◆ Task to complete ◆
For every line in the records below that holds "arrow", make a copy.

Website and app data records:

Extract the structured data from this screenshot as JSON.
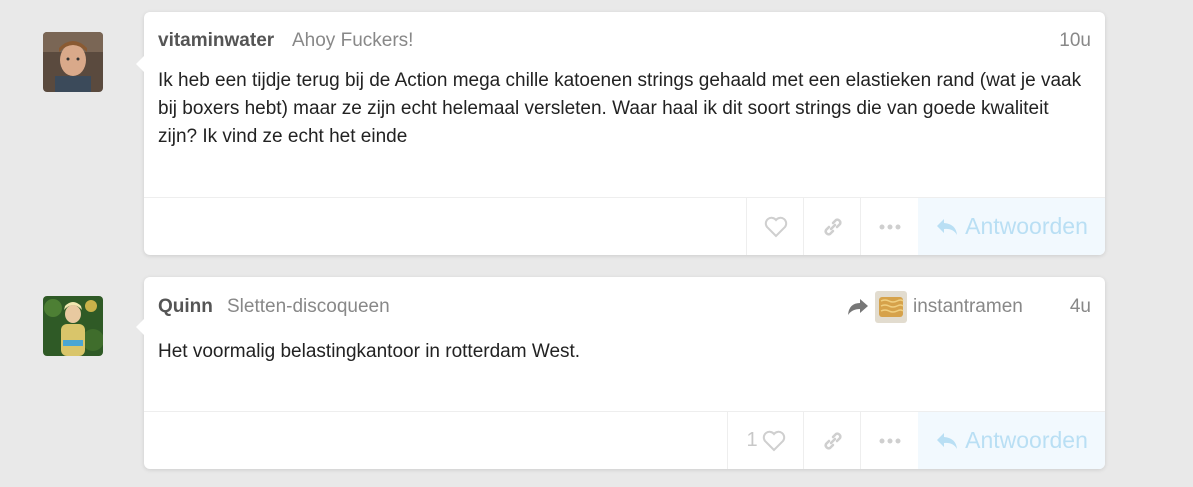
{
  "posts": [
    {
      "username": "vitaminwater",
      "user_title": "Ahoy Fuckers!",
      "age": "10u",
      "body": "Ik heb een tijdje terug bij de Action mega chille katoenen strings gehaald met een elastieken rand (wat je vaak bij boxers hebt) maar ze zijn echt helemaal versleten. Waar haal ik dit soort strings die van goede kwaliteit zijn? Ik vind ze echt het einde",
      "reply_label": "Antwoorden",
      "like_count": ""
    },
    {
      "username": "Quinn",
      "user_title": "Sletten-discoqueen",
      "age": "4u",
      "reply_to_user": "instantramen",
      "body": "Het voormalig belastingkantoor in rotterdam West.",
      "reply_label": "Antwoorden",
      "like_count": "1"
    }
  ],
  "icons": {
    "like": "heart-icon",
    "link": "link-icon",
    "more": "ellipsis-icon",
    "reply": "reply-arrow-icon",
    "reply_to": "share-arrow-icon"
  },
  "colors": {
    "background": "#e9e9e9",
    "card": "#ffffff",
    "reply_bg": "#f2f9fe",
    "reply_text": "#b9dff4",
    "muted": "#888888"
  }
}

◆ Your solution ◆
    "reply": "reply-arrow-icon",
    "reply_to": "share-arrow-icon"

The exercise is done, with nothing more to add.